This site uses cookies to improve your experience and to provide services and advertising. By continuing to browse, you agree to the use of cookies described in our Cookies Policy. You may change your settings at any time but this may impact on the functionality of the site. To learn more see our Cookies Policy.
OK
Dublin: 14 °C Thursday 21 June, 2018
Advertisement

Column: 'We need to learn from how we treated each other during the referendum'

Whatever way we voted, we are all human beings and deserve respect, writes Philip Kirwan.

Philip Kirwan Engineer and mindfulness advocate

NOW THAT THE referendum is over and the dust is beginning to settle, we need to strongly consider a period of healing for everyone who has been involved.

We have argued fiercely with family members, spouses and friends on street corners, at work lunches and in sitting rooms throughout the land. At the end of this long and divisive campaign, we can all surely agree on one thing: it has been emotionally draining.

Emotionally provocative

During the referendum, each conversation I listened to appeared to require a strong tone of certainty to it with people being almost terrified to let up even an ounce of vulnerability.

Each conversation brought up similar emotionally provocative content: graphic accounts of miscarriage, rape and plane journeys and car journeys back from Liverpool with tiny coffins in the back seat.

While I listened, I couldn’t help but notice that perhaps there was a background fear towards admitting how much these topics affected us. Perhaps we felt that if we showed any sort of vulnerability or uncertainty, it would count as another point to be exploited by the other side. We were scared to look weak so we took it emotionally on the chin.
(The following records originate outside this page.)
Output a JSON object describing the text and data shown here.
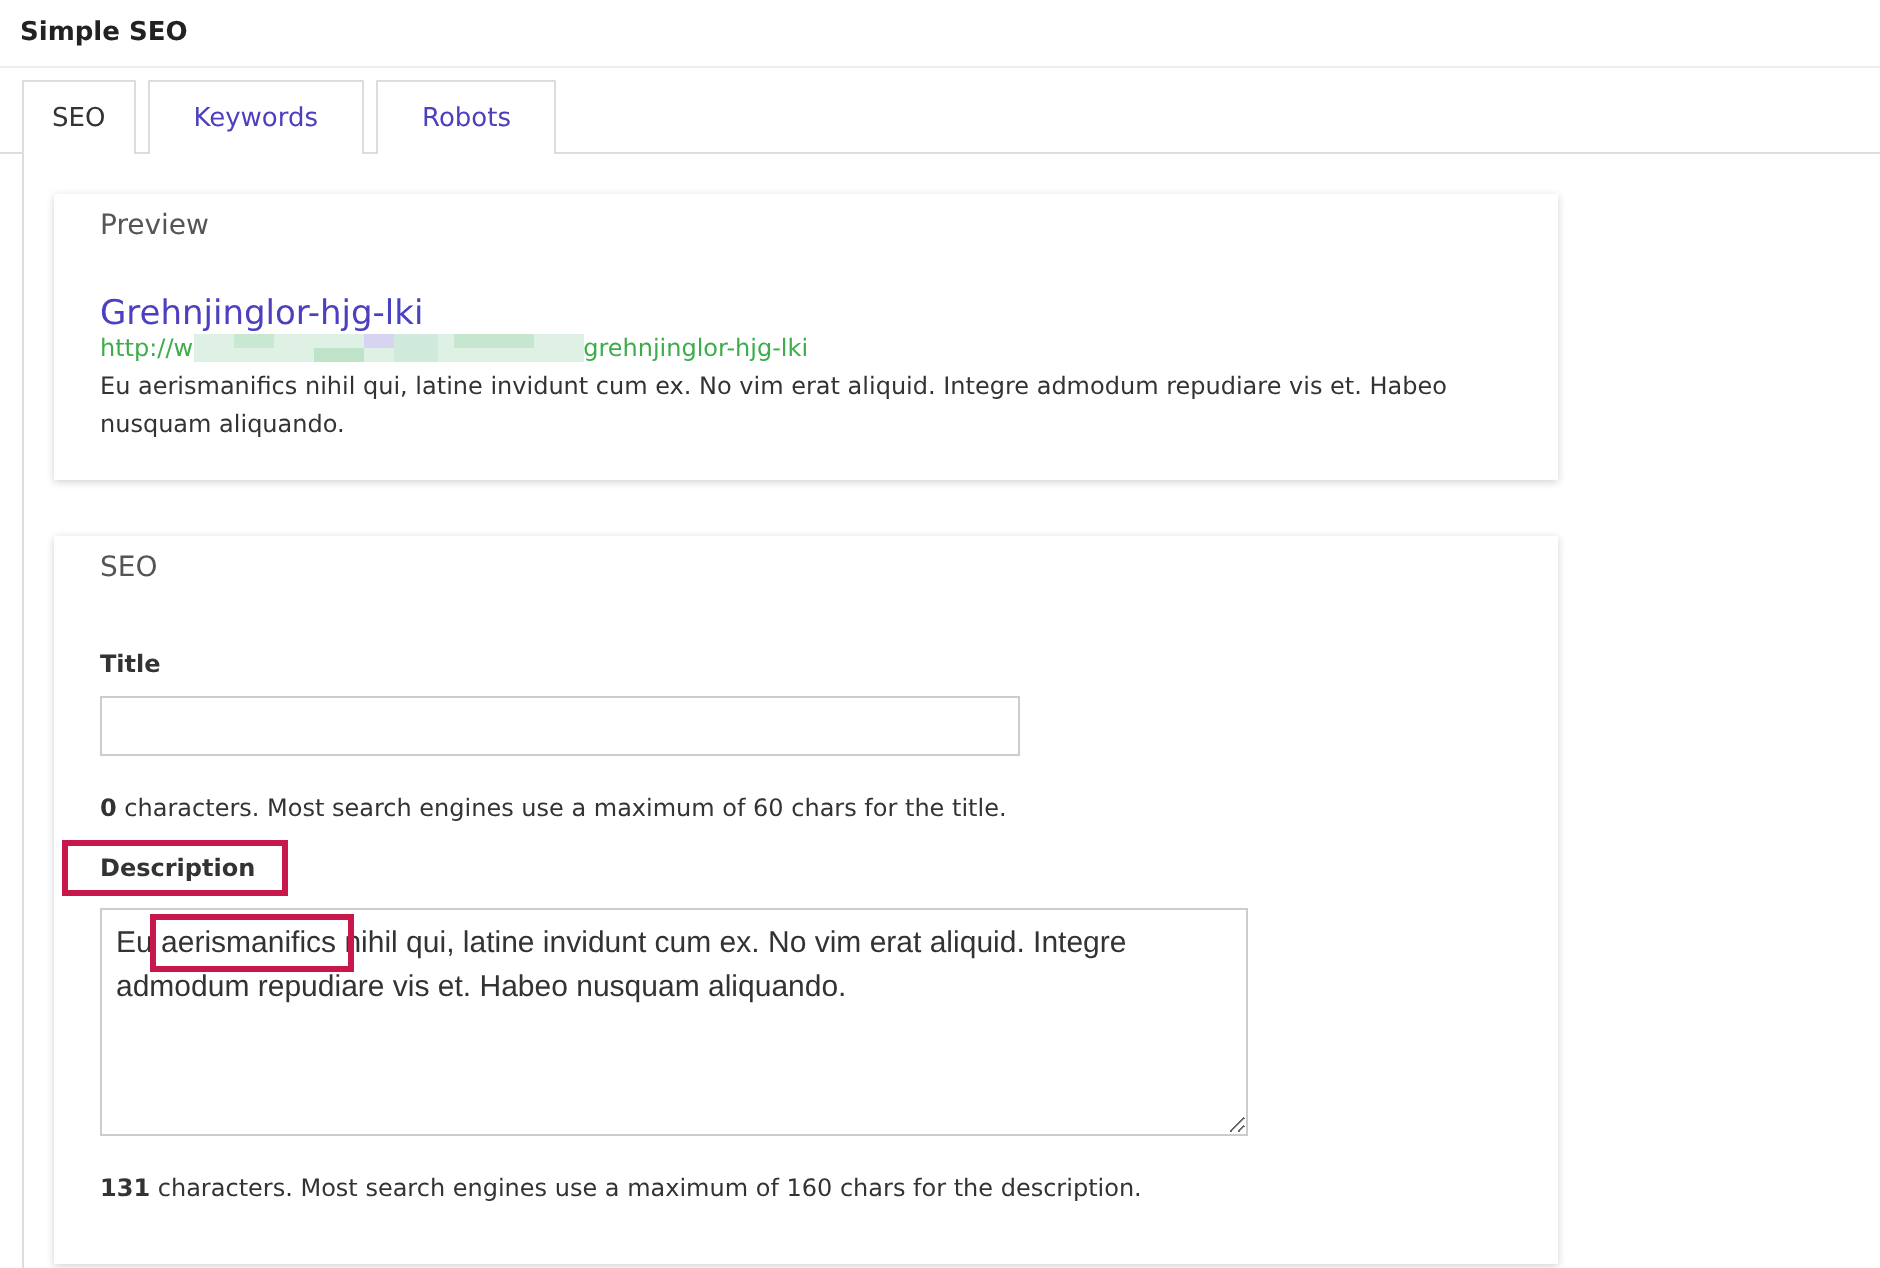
{
  "page": {
    "title": "Simple SEO"
  },
  "tabs": [
    {
      "label": "SEO",
      "selected": true
    },
    {
      "label": "Keywords",
      "selected": false
    },
    {
      "label": "Robots",
      "selected": false
    }
  ],
  "preview": {
    "heading": "Preview",
    "link_title": "Grehnjinglor-hjg-lki",
    "url_start": "http://w",
    "url_redacted": true,
    "url_end": "grehnjinglor-hjg-lki",
    "snippet": "Eu aerismanifics nihil qui, latine invidunt cum ex. No vim erat aliquid. Integre admodum repudiare vis et. Habeo nusquam aliquando."
  },
  "seo": {
    "heading": "SEO",
    "title": {
      "label": "Title",
      "hint": "**0** characters. Most search engines use a maximum of 60 chars for the title."
    },
    "description": {
      "label": "Description",
      "label_highlighted": true,
      "value": "Eu aerismanifics nihil qui, latine invidunt cum ex. No vim erat aliquid. Integre admodum repudiare vis et. Habeo nusquam aliquando.",
      "word_highlighted": true,
      "hint": "**131** characters. Most search engines use a maximum of 160 chars for the description."
    }
  }
}
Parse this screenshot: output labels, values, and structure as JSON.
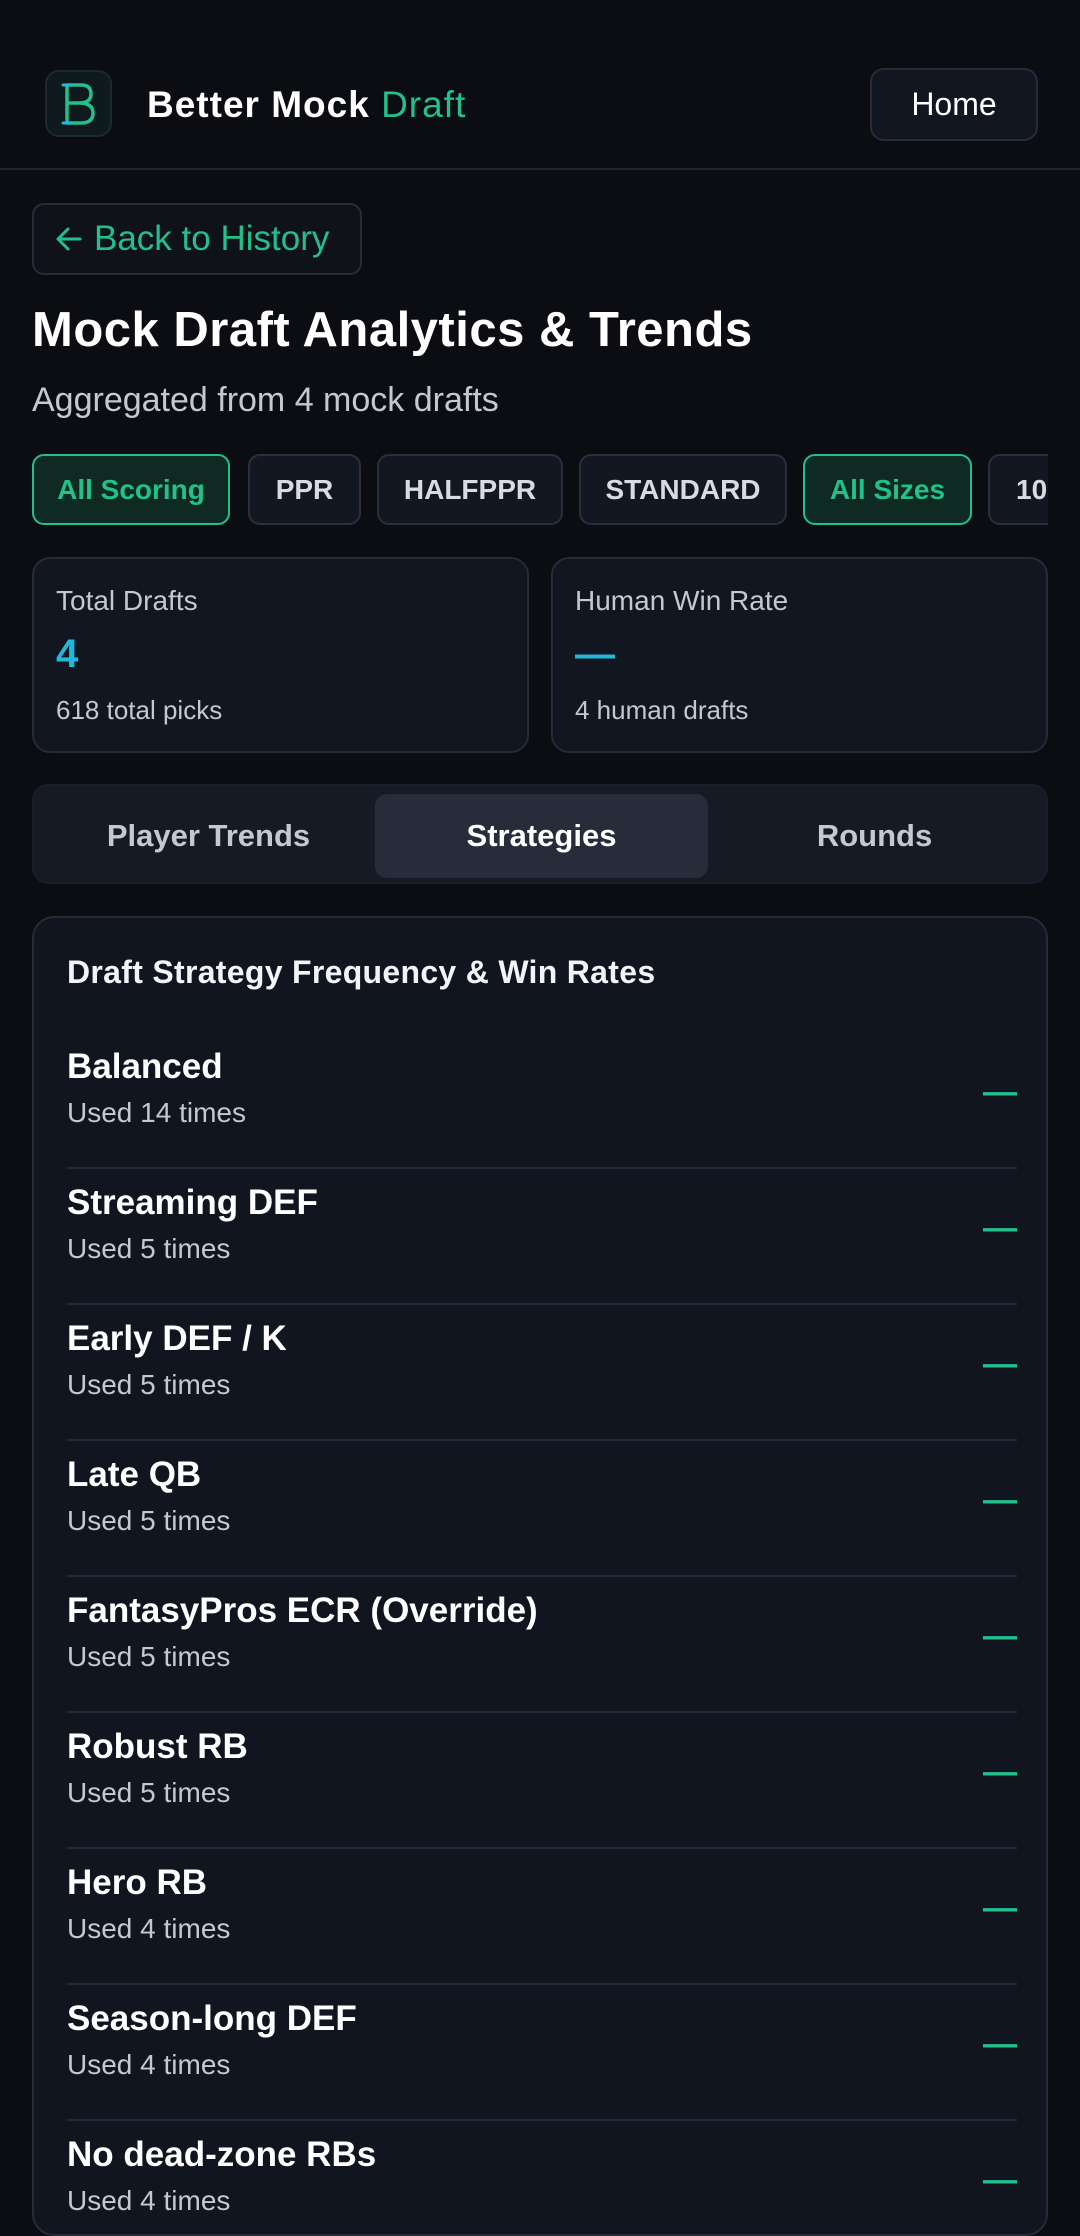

This of course, could only put pressure on our mental health.

Aftercare

For me, this “stiff upper lip” approach was on display during the Claire Byrne live debate.

An odd feeling came over me as I watched it with my mother. The feeling was one of isolation even though I knew how I would vote. After some reflection, the realisation dawned on me that the show completely forgot about aftercare services.

On most televised debates or news reports that handle sensitive topics, a viewer should expect to see Samaritans, Pieta house and Dublin rape crisis hotlines depending on the content. Why did we omit this in the referendum? Was this a sign that we collectively choose to suffer in silence? Despite voting myself with conviction, it was starting to get tough to see the pain on every persons face.

And online too, this attitude was prevalent in the Facebook comments sections. Conversation threads that started with good rational points quickly descended into ridicule, misandry, misogyny and a whole other range of derision and name calling. After the thread ended, no insight was gained with both parties walking away feeling awful.

But again, we couldn’t let up on this. We felt we had to appear tough, to not give the other side an inch.

Shift towards healing

Now that we have our result, we need to learn from how we treated each other during the referendum and from how we handled our own mental health. The focus needs to shift towards healing on a national level.

We now have had time to reflect on the nasty tone the conversation sometimes took. To address the difficult and stirred emotions we were afraid to admit affected us during these tough conversations. Perhaps we could erect billboards that provide those sorely needed helpline numbers.

It’s time to heal our relationships too. The people who you argued with are still the same people you liked and loved before you knew their stance on this issue. These are our countrymen and countrywomen. Our work colleagues. Our friends. Our mothers and fathers.

Whatever way we voted, we are all human beings and deserve respect.

It’s time to heal

On a personal level, I have been attending yoga and performing guided body scan meditations before sleep. Planning something exciting in the future always refocuses my mind towards something positive.

I have even considered going for long hike in the hills for a few days. Maybe when I come back from that walk and have healed my own wounds, I will once again see everyone from both sides as fellow patriots and not combatants. To be kind and compassionate, especially for those I may not agree with.

It’s time to heal.

Philip Kirwan works as an IT Engineer and also helps promote mindfulness in the workplace.

Floundering forests: The challenges facing the Irish forestry industry>
I’m 27. I’m living at home. Going through the same hall door since I was in a school uniform’>

original

 

  • Share on Facebook
  • Email this article
  •  

About the author:

Philip Kirwan  / Engineer and mindfulness advocate

Read next:

COMMENTS (80)

This is YOUR comments community. Stay civil, stay constructive, stay on topic. Please familiarise yourself with our comments policy here before taking part.
write a comment

Leave a commentcancel

 

Trending Tags